Pakistan Peoples Party: A Bird’s Eye View

Azhar Ali

However great ‘reservations’ people may have about Zardari, the phrase ‘giving the devil his due’ may help in painting him in less pale light. But because of him the Pakistan Peoples Party would have become irrelevant, marginalized and radicalized after it was most wantonly deprived of its highly charismatic leader. He let the establishment wallow in the success of its weird grand design by not shying away from seeming to cooperate with it and annoying party’s sympathisers, but what he succeeded in accomplishing in the bargain is not mean achievement by any standard.

From the perspective of the establishment, Benazir’s murder was the final nail in the coffin of a party which kept on harrowingly bouncing back. After installing Zardari, a craftly maligned figure by the establishment itself in the past, the demise of the party was considered complete. Time to celebrate was at hand because nothing is more devastating for a political party than a tainted incumbent leader. It was left to time, media and judiciary to do the rest. A master stroke. Wrestling full control and initiative to be able to steer the country out of troubled water was unthinkable for a handicapped person like Zardari.

The establishment saw to that. It had good of both the worlds. Ensuring firm hold on its vital interest, it pushed Zardari into the tricky maze of very complicated and chronic issues to perish in an effort to find his way out. Shahen Sehbai, one of his committed detractors, also wrote a column on hopeless situation Zardari found himself in. He requested the army chief to impose martial law for just one year to tackle mare’s nest using self assumed absolute powers the dictators are wont to wield and then hand over the reins back to civil rule. A fancy thought. People who blame him for not having done anything for a common man forget that a house in threatening disarray is not suited to advancement of individuals’ interests.

To thwart existential threat putting the house in order takes priority over everything else. That is what he exactly did. Put the house in order. Constitution was in tatters, provinces hoarsely crying foul, and trampled sovereignty in Swat demanded his full attention and got nothing less. What is being taken for granted now at the end of Pakistan People Party term looked nightmarish then. Herculean perseverance was demonstrated by the party to remain focused on restructuring and engulfing extremism, despite media onslaught, judiciary’s whims and restive military establishment.

Lo and behold, we are at least out of woods, if not in seventh heaven. To arrest extremism the counter narrative is gaining ground, restructuring has strengthened faltering democracy and the military establishment is much more inclined to play ball with the civilians. Pakistan Peoples Party’s defeat was a foregone conclusion, but it is not too big a price to pay for what it set about to bring about. Incumbency factor takes its toll, more so in third world countries where illiterate masses, not being cognizant of the magnitude of the task, get disillusioned soon.
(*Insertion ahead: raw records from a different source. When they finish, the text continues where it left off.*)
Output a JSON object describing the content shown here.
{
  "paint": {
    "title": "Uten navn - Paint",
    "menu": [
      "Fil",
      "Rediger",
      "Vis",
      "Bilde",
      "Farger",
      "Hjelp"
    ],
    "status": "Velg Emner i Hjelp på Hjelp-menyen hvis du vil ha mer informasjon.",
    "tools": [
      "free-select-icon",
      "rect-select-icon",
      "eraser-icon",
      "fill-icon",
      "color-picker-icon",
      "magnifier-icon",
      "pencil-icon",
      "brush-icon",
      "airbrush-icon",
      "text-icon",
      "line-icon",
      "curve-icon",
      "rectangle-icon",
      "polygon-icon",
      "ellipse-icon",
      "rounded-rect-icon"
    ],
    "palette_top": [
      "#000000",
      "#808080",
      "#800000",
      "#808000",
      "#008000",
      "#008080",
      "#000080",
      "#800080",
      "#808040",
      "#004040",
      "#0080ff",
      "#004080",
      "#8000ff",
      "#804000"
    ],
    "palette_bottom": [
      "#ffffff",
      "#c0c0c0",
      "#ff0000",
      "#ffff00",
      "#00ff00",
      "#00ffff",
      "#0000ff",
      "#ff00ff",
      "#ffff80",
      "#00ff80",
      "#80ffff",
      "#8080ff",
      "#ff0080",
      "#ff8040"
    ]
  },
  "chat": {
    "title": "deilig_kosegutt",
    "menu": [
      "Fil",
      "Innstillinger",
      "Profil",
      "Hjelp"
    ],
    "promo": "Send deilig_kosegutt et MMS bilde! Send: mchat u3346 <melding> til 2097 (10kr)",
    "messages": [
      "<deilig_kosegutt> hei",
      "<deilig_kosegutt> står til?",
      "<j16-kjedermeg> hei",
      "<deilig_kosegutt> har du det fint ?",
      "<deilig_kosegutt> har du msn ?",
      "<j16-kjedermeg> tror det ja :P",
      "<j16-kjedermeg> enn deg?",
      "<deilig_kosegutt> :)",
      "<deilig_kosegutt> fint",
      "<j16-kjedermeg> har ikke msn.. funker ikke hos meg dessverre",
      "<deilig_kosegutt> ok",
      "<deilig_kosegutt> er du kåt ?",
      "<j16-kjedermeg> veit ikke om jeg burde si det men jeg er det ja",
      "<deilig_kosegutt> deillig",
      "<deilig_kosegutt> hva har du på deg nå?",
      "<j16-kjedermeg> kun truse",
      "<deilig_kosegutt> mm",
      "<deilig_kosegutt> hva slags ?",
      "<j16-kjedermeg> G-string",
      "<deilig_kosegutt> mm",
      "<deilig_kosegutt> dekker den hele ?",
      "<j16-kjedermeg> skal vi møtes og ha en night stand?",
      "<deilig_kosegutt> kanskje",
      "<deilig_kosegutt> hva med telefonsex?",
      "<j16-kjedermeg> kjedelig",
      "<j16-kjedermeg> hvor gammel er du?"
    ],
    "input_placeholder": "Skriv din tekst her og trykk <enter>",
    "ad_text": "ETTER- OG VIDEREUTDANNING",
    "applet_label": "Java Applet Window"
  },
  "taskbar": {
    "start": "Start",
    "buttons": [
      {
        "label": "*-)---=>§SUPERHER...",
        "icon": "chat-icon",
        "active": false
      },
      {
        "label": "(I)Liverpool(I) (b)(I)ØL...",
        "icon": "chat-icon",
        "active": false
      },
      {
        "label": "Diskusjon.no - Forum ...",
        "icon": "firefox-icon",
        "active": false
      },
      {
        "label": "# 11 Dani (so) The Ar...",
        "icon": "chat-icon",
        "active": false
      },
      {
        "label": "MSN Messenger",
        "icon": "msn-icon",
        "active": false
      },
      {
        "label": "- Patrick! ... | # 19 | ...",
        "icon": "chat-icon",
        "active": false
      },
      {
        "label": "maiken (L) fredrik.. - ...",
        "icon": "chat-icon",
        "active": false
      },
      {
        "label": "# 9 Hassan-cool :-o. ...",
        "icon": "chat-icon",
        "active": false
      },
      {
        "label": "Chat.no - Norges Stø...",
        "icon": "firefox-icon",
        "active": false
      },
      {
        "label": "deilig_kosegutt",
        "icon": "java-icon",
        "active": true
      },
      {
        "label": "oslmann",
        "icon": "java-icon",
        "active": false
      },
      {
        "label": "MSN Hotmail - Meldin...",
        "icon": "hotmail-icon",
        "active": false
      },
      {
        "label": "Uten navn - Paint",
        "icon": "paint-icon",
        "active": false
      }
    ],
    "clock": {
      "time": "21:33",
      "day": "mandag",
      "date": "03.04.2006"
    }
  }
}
Though the party is badly embattled, it is not down and out. Far from that. It is mere wishful thinking that it has been reduced to a provincial entity. It is not just a political party, it is a culture.

Comments are closed.